Finally, the shop has become a working museum where people can have hands on experience and learn about railroad technology and model building.  We have worked hard to make the Railroad intrinsically valuable as a community resource and so far, feedback and enthusiasm, tells us that we are succeeding.

Almost the entire railroad is on Common land where it  enjoys a right of way. A small, but critical portion, is on the parcel that Breidablick sits on that Liz Bicknell now owns. 

We are in the process of setting up the Railroad as a 501c3 with its own governing board that will include at least one Common member.

The mission of Board will be to support, maintain and develop the railroad’s infrastructure, raise capital and develop community and educational based projects. The By-Laws of the railroad will be subordinate to the Communities’ By-Laws.

  1. How does the Common work with neighbors and the surrounding community and family members?

We are by nature people who believe in the strength of strong neighborhoods, we believe that people seek to belong, be part of something and create common cause and enjoy each other’s friendships. For example, our local elementary school provided outstanding educational opportunity for our children and grandchildren. In return Marijke was the school counselor, I served on the School Board and we have hosted about 15 school “hike days” at the farm in which for one day the whole school is here including the cook. 

Our neighbors, Dori Barton and Aaron Worthy are professional environmentalist and land use planners who have made major professional contributions to the project while we have, in return supported their business and watched it grow and succeed.  A strong local community like the Commons flourishes when the surrounding community is engaged and strong.  We are not- God forbid, a gated community.

  1. If we want to sell our property and move on, how does that work?

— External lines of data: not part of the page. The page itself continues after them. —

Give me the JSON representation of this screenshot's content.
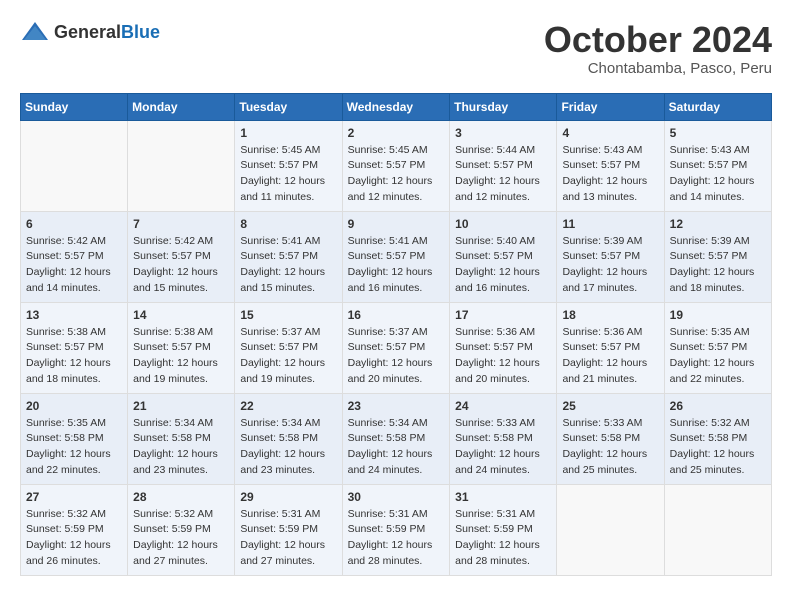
{
  "header": {
    "logo_general": "General",
    "logo_blue": "Blue",
    "title": "October 2024",
    "subtitle": "Chontabamba, Pasco, Peru"
  },
  "days_of_week": [
    "Sunday",
    "Monday",
    "Tuesday",
    "Wednesday",
    "Thursday",
    "Friday",
    "Saturday"
  ],
  "weeks": [
    [
      {
        "day": "",
        "sunrise": "",
        "sunset": "",
        "daylight": ""
      },
      {
        "day": "",
        "sunrise": "",
        "sunset": "",
        "daylight": ""
      },
      {
        "day": "1",
        "sunrise": "Sunrise: 5:45 AM",
        "sunset": "Sunset: 5:57 PM",
        "daylight": "Daylight: 12 hours and 11 minutes."
      },
      {
        "day": "2",
        "sunrise": "Sunrise: 5:45 AM",
        "sunset": "Sunset: 5:57 PM",
        "daylight": "Daylight: 12 hours and 12 minutes."
      },
      {
        "day": "3",
        "sunrise": "Sunrise: 5:44 AM",
        "sunset": "Sunset: 5:57 PM",
        "daylight": "Daylight: 12 hours and 12 minutes."
      },
      {
        "day": "4",
        "sunrise": "Sunrise: 5:43 AM",
        "sunset": "Sunset: 5:57 PM",
        "daylight": "Daylight: 12 hours and 13 minutes."
      },
      {
        "day": "5",
        "sunrise": "Sunrise: 5:43 AM",
        "sunset": "Sunset: 5:57 PM",
        "daylight": "Daylight: 12 hours and 14 minutes."
      }
    ],
    [
      {
        "day": "6",
        "sunrise": "Sunrise: 5:42 AM",
        "sunset": "Sunset: 5:57 PM",
        "daylight": "Daylight: 12 hours and 14 minutes."
      },
      {
        "day": "7",
        "sunrise": "Sunrise: 5:42 AM",
        "sunset": "Sunset: 5:57 PM",
        "daylight": "Daylight: 12 hours and 15 minutes."
      },
      {
        "day": "8",
        "sunrise": "Sunrise: 5:41 AM",
        "sunset": "Sunset: 5:57 PM",
        "daylight": "Daylight: 12 hours and 15 minutes."
      },
      {
        "day": "9",
        "sunrise": "Sunrise: 5:41 AM",
        "sunset": "Sunset: 5:57 PM",
        "daylight": "Daylight: 12 hours and 16 minutes."
      },
      {
        "day": "10",
        "sunrise": "Sunrise: 5:40 AM",
        "sunset": "Sunset: 5:57 PM",
        "daylight": "Daylight: 12 hours and 16 minutes."
      },
      {
        "day": "11",
        "sunrise": "Sunrise: 5:39 AM",
        "sunset": "Sunset: 5:57 PM",
        "daylight": "Daylight: 12 hours and 17 minutes."
      },
      {
        "day": "12",
        "sunrise": "Sunrise: 5:39 AM",
        "sunset": "Sunset: 5:57 PM",
        "daylight": "Daylight: 12 hours and 18 minutes."
      }
    ],
    [
      {
        "day": "13",
        "sunrise": "Sunrise: 5:38 AM",
        "sunset": "Sunset: 5:57 PM",
        "daylight": "Daylight: 12 hours and 18 minutes."
      },
      {
        "day": "14",
        "sunrise": "Sunrise: 5:38 AM",
        "sunset": "Sunset: 5:57 PM",
        "daylight": "Daylight: 12 hours and 19 minutes."
      },
      {
        "day": "15",
        "sunrise": "Sunrise: 5:37 AM",
        "sunset": "Sunset: 5:57 PM",
        "daylight": "Daylight: 12 hours and 19 minutes."
      },
      {
        "day": "16",
        "sunrise": "Sunrise: 5:37 AM",
        "sunset": "Sunset: 5:57 PM",
        "daylight": "Daylight: 12 hours and 20 minutes."
      },
      {
        "day": "17",
        "sunrise": "Sunrise: 5:36 AM",
        "sunset": "Sunset: 5:57 PM",
        "daylight": "Daylight: 12 hours and 20 minutes."
      },
      {
        "day": "18",
        "sunrise": "Sunrise: 5:36 AM",
        "sunset": "Sunset: 5:57 PM",
        "daylight": "Daylight: 12 hours and 21 minutes."
      },
      {
        "day": "19",
        "sunrise": "Sunrise: 5:35 AM",
        "sunset": "Sunset: 5:57 PM",
        "daylight": "Daylight: 12 hours and 22 minutes."
      }
    ],
    [
      {
        "day": "20",
        "sunrise": "Sunrise: 5:35 AM",
        "sunset": "Sunset: 5:58 PM",
        "daylight": "Daylight: 12 hours and 22 minutes."
      },
      {
        "day": "21",
        "sunrise": "Sunrise: 5:34 AM",
        "sunset": "Sunset: 5:58 PM",
        "daylight": "Daylight: 12 hours and 23 minutes."
      },
      {
        "day": "22",
        "sunrise": "Sunrise: 5:34 AM",
        "sunset": "Sunset: 5:58 PM",
        "daylight": "Daylight: 12 hours and 23 minutes."
      },
      {
        "day": "23",
        "sunrise": "Sunrise: 5:34 AM",
        "sunset": "Sunset: 5:58 PM",
        "daylight": "Daylight: 12 hours and 24 minutes."
      },
      {
        "day": "24",
        "sunrise": "Sunrise: 5:33 AM",
        "sunset": "Sunset: 5:58 PM",
        "daylight": "Daylight: 12 hours and 24 minutes."
      },
      {
        "day": "25",
        "sunrise": "Sunrise: 5:33 AM",
        "sunset": "Sunset: 5:58 PM",
        "daylight": "Daylight: 12 hours and 25 minutes."
      },
      {
        "day": "26",
        "sunrise": "Sunrise: 5:32 AM",
        "sunset": "Sunset: 5:58 PM",
        "daylight": "Daylight: 12 hours and 25 minutes."
      }
    ],
    [
      {
        "day": "27",
        "sunrise": "Sunrise: 5:32 AM",
        "sunset": "Sunset: 5:59 PM",
        "daylight": "Daylight: 12 hours and 26 minutes."
      },
      {
        "day": "28",
        "sunrise": "Sunrise: 5:32 AM",
        "sunset": "Sunset: 5:59 PM",
        "daylight": "Daylight: 12 hours and 27 minutes."
      },
      {
        "day": "29",
        "sunrise": "Sunrise: 5:31 AM",
        "sunset": "Sunset: 5:59 PM",
        "daylight": "Daylight: 12 hours and 27 minutes."
      },
      {
        "day": "30",
        "sunrise": "Sunrise: 5:31 AM",
        "sunset": "Sunset: 5:59 PM",
        "daylight": "Daylight: 12 hours and 28 minutes."
      },
      {
        "day": "31",
        "sunrise": "Sunrise: 5:31 AM",
        "sunset": "Sunset: 5:59 PM",
        "daylight": "Daylight: 12 hours and 28 minutes."
      },
      {
        "day": "",
        "sunrise": "",
        "sunset": "",
        "daylight": ""
      },
      {
        "day": "",
        "sunrise": "",
        "sunset": "",
        "daylight": ""
      }
    ]
  ]
}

There are provisions in our By-Laws that stipulate, in order to maintain continuity in the community, that in the event of a member who desires to sell their property, the Community or an individual family has the right of first refusal at fair market value. The intent of this provision is to help the seller find a qualified buyer and help the Community to find a qualified new member and insuring continuity.  It is very important that communities grow and change, yet reasonable continuity and predictability insures all members control over unwanted and unsolicited change instilling a sense of permanence and enduring value across generations.

  1. What are the provisions made for children and young adults?

We are happy with our overall commitment to diversity especially the diversity becoming an intergenerational community, with plenty of children of all ages including some adults like me who like to be childlike. An important way that we can attract families with children is to create an environment that is children friendly, but also children and adult stimulating from a learning perspective. Over the years at Windekind Marijke and I have repeated learned what a stimulation environment the farm can be for all people.

The farm has abundant natural resources and four season recreational opportunity. We have a long artisan history of people making, inventing and creating things that run the gamut from advanced computer programing, to creating gardens and bridges and stone walls to fine models. At Windekind we know how to cook a meal, sharpen a chain saw, drive a tractor, build consensus, host an event or weigh in on world affairs and social change.

Always, always children, in their own way and at their own speed and pace are involved in these things. younger members can be involved with and learn from.

This works in reverse, younger people doing things that we can learn from. Creating an environment where people of all ages learn by doing and educating is cherished, easily done in this diverse and rich and skill based landscape.